Finally, we would disagree that the nearest current prototype to single payer we have is Medicaid, because Medicaid is a means-tested program that varies by state. The current prototype for single payer is Medicare, which insures all adults 65 and older. While Medicaid does provide for the medical care of many non-elderly individuals, it is not universal coverage for that population in the way that Medicare is for the elderly. Dr. Jarrett neglected to mention House Bill H.R. 676, which currently has the support of 122 members of Congress. 10 The bill is 30 pages long and would create a publicly financed, privately delivered health care system that builds on the existing Medicare program. It would improve and expand Medicare to cover all U.S. residents. By replacing our nation’s fragmented patchwork of competing private insurance companies (with their wasteful administrative costs, profits and high executive salaries) with a nonprofit single-payer program, the nation would save more than $500 billion per year, 6 enough to guarantee comprehensive health care to all, with no co-pays or deductibles. Numerous surveys of physicians and health care consumers indicate a majority support the idea of expanding Medicare to provide health insurance to every American, including 59 percent of all physicians 11 and 60 percent of Americans. 12 There is even support for expanding Medicare from 40 percent of Trump voters! 12

As physicians, we have an obligation to advocate for all Americans and their health.

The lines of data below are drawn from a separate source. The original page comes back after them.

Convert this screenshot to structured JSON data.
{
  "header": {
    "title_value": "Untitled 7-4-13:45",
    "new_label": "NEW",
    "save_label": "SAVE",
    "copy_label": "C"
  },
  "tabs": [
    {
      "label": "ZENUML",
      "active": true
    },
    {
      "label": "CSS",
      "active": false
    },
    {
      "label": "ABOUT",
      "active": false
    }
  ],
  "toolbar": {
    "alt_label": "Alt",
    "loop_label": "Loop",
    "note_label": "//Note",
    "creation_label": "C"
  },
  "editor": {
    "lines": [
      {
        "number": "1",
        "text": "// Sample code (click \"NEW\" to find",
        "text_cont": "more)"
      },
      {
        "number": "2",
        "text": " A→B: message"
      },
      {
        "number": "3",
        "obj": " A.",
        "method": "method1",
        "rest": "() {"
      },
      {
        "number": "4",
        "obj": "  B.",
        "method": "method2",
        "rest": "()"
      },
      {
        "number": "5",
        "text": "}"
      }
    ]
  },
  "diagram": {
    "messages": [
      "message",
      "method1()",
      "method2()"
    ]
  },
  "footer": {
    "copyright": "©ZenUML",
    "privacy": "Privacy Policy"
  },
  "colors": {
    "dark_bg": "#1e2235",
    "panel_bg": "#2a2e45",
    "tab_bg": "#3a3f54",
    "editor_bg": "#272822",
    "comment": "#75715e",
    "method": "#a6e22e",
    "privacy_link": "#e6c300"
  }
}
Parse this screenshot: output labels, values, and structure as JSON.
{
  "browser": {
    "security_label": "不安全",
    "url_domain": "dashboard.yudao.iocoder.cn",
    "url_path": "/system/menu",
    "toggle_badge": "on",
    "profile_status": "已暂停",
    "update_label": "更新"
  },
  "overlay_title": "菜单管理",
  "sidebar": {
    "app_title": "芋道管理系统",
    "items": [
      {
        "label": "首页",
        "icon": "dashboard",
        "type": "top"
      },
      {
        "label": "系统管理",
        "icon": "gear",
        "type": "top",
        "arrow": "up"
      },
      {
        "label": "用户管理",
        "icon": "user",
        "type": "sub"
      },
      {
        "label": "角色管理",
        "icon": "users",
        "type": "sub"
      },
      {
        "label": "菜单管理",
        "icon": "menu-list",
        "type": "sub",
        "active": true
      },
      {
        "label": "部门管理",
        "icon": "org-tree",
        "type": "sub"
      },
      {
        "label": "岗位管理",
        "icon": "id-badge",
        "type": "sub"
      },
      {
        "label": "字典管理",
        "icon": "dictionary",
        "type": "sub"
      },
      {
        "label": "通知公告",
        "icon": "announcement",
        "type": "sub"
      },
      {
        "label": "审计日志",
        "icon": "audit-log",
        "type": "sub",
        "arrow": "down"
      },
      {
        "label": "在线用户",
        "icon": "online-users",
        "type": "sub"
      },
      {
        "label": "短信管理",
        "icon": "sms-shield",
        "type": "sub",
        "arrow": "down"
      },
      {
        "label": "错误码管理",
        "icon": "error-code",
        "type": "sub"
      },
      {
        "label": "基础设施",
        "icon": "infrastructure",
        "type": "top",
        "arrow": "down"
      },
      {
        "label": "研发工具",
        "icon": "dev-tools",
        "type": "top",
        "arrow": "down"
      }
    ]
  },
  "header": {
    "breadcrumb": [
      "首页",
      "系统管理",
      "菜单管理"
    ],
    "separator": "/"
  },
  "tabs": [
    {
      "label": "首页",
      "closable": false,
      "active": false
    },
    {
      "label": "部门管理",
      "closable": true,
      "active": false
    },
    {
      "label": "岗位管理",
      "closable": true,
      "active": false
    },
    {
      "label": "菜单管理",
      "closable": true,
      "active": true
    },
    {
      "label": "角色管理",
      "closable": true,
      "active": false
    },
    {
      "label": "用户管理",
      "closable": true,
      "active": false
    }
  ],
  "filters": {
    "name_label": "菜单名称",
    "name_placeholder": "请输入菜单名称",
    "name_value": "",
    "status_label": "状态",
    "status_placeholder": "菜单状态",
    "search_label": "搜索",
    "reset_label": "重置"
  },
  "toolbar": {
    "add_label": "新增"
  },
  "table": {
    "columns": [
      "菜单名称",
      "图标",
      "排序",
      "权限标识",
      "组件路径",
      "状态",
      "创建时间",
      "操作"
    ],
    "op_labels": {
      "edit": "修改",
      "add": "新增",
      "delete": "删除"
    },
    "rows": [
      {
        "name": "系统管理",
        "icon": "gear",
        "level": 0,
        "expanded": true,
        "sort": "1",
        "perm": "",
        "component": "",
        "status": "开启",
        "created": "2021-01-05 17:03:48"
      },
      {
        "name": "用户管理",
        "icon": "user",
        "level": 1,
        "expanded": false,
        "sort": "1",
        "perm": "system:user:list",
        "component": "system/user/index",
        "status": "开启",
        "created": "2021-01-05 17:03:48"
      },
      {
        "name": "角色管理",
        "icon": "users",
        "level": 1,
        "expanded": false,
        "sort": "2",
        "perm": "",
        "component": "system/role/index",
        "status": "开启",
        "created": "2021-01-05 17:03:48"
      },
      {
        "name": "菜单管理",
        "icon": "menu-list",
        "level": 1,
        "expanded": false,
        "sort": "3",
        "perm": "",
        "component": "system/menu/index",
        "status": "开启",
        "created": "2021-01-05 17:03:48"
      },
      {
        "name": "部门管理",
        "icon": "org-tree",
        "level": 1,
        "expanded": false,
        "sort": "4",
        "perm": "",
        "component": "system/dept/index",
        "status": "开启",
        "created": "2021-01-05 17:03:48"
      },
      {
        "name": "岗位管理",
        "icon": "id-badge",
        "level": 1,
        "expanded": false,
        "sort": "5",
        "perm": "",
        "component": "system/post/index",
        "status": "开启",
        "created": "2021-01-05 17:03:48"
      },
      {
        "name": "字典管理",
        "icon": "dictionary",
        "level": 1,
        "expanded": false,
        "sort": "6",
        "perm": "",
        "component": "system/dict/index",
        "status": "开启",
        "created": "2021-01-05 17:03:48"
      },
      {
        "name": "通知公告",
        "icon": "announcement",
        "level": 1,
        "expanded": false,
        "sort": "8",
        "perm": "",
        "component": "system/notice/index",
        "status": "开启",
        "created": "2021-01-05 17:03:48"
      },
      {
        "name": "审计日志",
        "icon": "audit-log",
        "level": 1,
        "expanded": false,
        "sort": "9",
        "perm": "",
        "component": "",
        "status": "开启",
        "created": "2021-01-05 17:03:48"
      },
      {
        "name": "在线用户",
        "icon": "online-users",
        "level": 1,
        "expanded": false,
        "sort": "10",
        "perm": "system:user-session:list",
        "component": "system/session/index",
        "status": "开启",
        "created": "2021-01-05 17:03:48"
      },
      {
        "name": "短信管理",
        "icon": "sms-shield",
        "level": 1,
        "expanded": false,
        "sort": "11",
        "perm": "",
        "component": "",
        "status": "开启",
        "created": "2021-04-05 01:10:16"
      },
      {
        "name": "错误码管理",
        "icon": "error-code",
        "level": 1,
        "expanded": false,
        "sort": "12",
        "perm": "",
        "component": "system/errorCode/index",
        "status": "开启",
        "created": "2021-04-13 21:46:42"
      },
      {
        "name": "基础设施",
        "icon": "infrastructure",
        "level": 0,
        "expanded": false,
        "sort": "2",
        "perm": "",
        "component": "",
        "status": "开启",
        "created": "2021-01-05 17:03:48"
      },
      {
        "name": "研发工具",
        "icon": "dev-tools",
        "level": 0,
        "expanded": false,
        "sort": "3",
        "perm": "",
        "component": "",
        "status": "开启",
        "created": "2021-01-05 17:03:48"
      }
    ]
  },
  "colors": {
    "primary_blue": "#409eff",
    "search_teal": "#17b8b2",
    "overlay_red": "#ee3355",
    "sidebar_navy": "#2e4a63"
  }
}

As members of our professional organizations, we have a duty to seek evidence and report the facts. There is strong evidence that having health insurance fosters improved health and reduced mortality for all individuals. Our current system is giving us exactly what it was designed to do: increased profits for private insurance companies and the rationing of care based on the ability to pay. Improved and expanded Medicare for all: the single-payer option we need.
Dr. Albert is an obstetrician/gynecologist and reproductive endocrinologist who has been in practice in Pittsburgh since 1992. She and Dr. Malinow founded the Pittsburgh chapter of Physicians for a National Health Program with several other physicians in fall 2017.

Dr. Malinow is a general pediatrician in Pittsburgh. She is past president of Physicians for a National Health Program, an organization of more than 20,000 health care providers that support a single-payer, national health program.

The authors can be reached at


1. Jarrett F. Single-payer health care: Not an option. Allegheny County Medical Society, February 2018 Bulletin.

2. Physicians for a National Health Program, Single Payer FAQ,

3. H.R. 676 Expanded and Improved Medicare for All Act, 115th Congress (2017-2018)

4. S. 1804 Medicare for All Act of 2017, 115th Congress (2017-2018)

5. Himmelstein DU, Thorne D, Warren E. Medical Bankruptcy in the US, 2007: Results of a National Study. The American Journal of Medicine. Vol 122, Issue 8, August 2009: 741-746.

6. Woolhandler S, Himmelstein DU. Savings of $500 B/year. Woolhandler S and Himmelstein D. Single-Payer Reform: The Only Way to Fulfill the President’s Pledge of More Coverage, Better Benefits, and Lower Costs. Annals of Internal Medicine, April 18, 2017.

7. Papanicolas I, Woskie LR, Jha AK. Health Care Spending in the United States and Other High-Income Countries. JAMA. 2018;319(10):1024-1039.

8. Wilper, AP, et al. Health Insurance and Mortality in US Adults. American Journal of Public Health. 2009;99:2289-2295.

9. The Commonwealth Fund. US Health System Ranks Last Among Eleven Countries on Measures of Access, Equity, Quality, Efficiency, and Healthy Lives. June 16, 2014.

10. H.R. 676 Expanded and Improved Medicare For All Act 115th Congress (2017-2018) Cosponsors

11. Carroll A, Ackerman R, Support for National Health Insurance Among American Physicians: Five Years Later. Annals of Internal Medicine April 1 2008.

12. The Economist/YouGov Poll. April 2-4, 2017.